Always use .ToString() to format output

Almost all basic .NET types include locale-aware formatting and so keep an eye on the ToString methods. Remember even numbers are formatted differently across the globe. 1,234.00 in England and the US becomes 1.234,00 in various parts of Europe.

Be very careful of outputting currencies. .NET won’t convert the amount for you but you could easily find yourself with the wrong currency symbol and therefore a totally different price!

Always use .TryParse to read input

When accepting information from users hand over that string to TryParse for it to try and work out what’s going on. It will helpfully return a boolean indicating if it did the job okay – if not time to use that localized error-message.

Auf wiedersehen!

[)amien

Extending GridView to access generated columns

ASP.NET’s GridView is a useful control and one of it’s best features is it’s ability to generate the columns automatically from the data source given.

The problem however is that these generated columns are not exposed as part of the Columns collection or indeed available at all so you can’t hide or manipulate the selected columns.

One simple scenario might be that you want the first column to be a “View” link to drill down into the row displayed. Whilst you can add the column to the GridView before data binding you can’t actually pull out the information needed from another columns to construct the URL.

By sub-classing GridView you can obtain this functionality with some caveats.

Version 1: Auto generated columns added to the Columns collection… with caveats.

using System;
using System.Data;
using System.Collections;
using System.Web.UI.WebControls;

public class GridViewEx1 : GridView
{
    private DataControlFieldCollection originalColumns;

    public GridViewEx1() : base() {
    }

    public void RecordColumns() {
        originalColumns = new DataControlFieldCollection();
        foreach(DataControlField column in Columns)
            originalColumns.Add(column as DataControlField);
    }
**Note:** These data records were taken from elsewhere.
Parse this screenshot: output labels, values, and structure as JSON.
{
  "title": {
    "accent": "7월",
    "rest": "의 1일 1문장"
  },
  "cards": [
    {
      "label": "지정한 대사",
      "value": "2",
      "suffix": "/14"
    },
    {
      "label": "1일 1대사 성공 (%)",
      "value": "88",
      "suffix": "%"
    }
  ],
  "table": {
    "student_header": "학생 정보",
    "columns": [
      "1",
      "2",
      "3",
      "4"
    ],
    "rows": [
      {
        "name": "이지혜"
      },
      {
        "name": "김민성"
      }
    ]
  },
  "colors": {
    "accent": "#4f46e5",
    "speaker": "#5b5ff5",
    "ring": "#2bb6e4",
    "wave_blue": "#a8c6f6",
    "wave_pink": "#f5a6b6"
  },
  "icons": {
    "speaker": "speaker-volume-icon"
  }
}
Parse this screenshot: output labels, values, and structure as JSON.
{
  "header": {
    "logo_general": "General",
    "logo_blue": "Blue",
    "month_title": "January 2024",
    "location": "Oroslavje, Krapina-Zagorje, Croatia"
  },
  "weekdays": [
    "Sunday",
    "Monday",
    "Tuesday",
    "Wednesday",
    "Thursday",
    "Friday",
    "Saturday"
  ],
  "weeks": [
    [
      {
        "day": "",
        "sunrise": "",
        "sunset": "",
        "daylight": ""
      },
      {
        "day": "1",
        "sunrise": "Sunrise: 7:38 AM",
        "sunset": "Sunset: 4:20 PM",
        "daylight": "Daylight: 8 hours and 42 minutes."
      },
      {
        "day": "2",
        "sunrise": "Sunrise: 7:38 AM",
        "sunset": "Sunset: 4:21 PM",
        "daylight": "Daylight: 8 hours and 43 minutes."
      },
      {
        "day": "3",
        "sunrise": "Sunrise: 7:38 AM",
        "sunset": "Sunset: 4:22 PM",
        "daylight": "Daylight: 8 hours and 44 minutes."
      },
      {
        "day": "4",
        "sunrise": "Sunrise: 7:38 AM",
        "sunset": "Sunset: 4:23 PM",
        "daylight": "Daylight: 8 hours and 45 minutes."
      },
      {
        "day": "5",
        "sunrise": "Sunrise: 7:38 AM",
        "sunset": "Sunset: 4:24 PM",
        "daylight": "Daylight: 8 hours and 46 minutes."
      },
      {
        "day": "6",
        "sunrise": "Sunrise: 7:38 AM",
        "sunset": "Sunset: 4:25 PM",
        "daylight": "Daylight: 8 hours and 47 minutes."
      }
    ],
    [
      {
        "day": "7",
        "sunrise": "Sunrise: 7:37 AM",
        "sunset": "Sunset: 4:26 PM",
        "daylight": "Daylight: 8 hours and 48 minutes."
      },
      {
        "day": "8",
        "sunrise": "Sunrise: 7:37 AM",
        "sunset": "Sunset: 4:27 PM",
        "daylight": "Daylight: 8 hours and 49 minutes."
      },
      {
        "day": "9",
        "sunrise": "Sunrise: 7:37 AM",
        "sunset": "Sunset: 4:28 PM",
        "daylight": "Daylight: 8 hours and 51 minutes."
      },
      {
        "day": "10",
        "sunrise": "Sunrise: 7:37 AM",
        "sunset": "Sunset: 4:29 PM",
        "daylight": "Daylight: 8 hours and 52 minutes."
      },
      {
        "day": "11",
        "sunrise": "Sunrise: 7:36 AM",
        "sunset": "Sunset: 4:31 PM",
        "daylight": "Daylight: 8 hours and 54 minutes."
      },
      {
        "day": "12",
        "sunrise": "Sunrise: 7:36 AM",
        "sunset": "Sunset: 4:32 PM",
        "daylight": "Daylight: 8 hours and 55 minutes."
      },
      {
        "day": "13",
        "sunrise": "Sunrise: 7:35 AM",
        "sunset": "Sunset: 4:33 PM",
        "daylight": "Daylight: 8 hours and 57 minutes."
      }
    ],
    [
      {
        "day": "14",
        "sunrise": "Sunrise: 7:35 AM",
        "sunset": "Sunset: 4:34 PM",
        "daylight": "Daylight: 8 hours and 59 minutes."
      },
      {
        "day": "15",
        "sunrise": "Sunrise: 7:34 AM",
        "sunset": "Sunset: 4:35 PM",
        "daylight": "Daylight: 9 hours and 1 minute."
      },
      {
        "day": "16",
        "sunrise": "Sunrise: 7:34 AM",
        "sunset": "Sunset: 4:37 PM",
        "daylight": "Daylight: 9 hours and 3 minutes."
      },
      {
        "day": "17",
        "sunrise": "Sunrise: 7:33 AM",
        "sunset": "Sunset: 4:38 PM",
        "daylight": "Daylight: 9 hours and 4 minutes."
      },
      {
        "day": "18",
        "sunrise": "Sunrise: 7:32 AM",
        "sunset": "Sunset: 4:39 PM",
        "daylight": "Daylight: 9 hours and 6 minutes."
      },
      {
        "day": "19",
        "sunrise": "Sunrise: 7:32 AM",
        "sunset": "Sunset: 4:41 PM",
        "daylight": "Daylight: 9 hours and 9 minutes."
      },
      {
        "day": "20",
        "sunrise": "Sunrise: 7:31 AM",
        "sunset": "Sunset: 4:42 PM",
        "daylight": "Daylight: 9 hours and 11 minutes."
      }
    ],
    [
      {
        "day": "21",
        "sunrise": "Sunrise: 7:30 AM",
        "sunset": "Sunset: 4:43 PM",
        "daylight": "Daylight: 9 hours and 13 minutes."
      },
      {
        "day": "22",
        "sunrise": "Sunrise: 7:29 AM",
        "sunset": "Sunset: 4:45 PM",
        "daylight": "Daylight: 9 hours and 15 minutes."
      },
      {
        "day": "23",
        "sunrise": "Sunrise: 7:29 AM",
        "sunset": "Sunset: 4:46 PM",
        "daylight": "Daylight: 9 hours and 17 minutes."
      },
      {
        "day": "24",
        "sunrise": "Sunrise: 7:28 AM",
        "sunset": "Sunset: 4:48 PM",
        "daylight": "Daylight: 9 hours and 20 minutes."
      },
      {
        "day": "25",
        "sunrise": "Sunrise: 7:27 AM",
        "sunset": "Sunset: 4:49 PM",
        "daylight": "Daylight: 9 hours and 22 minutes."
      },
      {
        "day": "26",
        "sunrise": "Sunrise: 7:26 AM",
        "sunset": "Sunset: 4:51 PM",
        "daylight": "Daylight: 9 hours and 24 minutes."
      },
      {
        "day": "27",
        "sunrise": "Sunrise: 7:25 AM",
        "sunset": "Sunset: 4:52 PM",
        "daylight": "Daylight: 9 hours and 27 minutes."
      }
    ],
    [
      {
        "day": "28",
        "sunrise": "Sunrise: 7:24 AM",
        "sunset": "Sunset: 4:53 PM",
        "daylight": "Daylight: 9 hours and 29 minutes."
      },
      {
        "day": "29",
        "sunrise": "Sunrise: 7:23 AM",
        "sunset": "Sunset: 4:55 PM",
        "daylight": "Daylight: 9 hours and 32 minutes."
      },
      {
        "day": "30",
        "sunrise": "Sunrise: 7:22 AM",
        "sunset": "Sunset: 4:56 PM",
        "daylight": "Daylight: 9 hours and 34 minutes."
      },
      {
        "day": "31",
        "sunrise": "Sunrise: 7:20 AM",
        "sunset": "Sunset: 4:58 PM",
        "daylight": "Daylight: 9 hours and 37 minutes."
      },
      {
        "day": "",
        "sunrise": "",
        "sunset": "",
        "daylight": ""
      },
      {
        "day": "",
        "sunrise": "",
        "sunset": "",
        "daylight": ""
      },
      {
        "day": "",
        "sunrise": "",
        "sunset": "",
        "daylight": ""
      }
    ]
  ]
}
    public void ResetColumns() {
        if (originalColumns == null)
            RecordColumns();
        else {
            Columns.Clear();
            foreach(DataControlField column in originalColumns)
                Columns.Add(column as DataControlField);
        }
    }

    protected override ICollection CreateColumns(PagedDataSource dataSource, bool useDataSource) {
        ResetColumns();
        ICollection generatedColumns = base.CreateColumns(dataSource, useDataSource);
        foreach(DataControlField column in generatedColumns)
            if (!originalColumns.Contains(column))
                Columns.Add(column as DataControlField);
        return Columns;
    }
}

This version provides some compatibility with existing code/expectations in that the auto-generated columns are part of the Columns collection after the DataBind.

Should you call DataBind again however as well as wiping out the changes to the generated columns (they are, after all re-generated) any additional columns added to the collection after the first DataBind will also be lost as it does not track which are added by the programmer and which automatically.

Version 2: All bound columns exposed as BoundColumns, user ones as Columns.

using System;
using System.Data;
using System.Collections;
using System.Web.UI.WebControls;

public class GridViewEx2 : GridView
{
    private DataControlFieldCollection boundColumns = new DataControlFieldCollection();

    public GridViewEx2() : base() {
    }

    public DataControlFieldCollection BoundColumns {
        get { return boundColumns; }
    }

    protected override ICollection CreateColumns(PagedDataSource dataSource, bool useDataSource) {
        ICollection generatedColumns = base.CreateColumns(dataSource, useDataSource);
        BoundColumns.Clear();
        foreach (DataControlField column in generatedColumns)
            BoundColumns.Add(column as DataControlField);
        return BoundColumns;
    }
}

After the DataBind you will have full access to the generated columns as part of the BoundColumns collection.

[)amien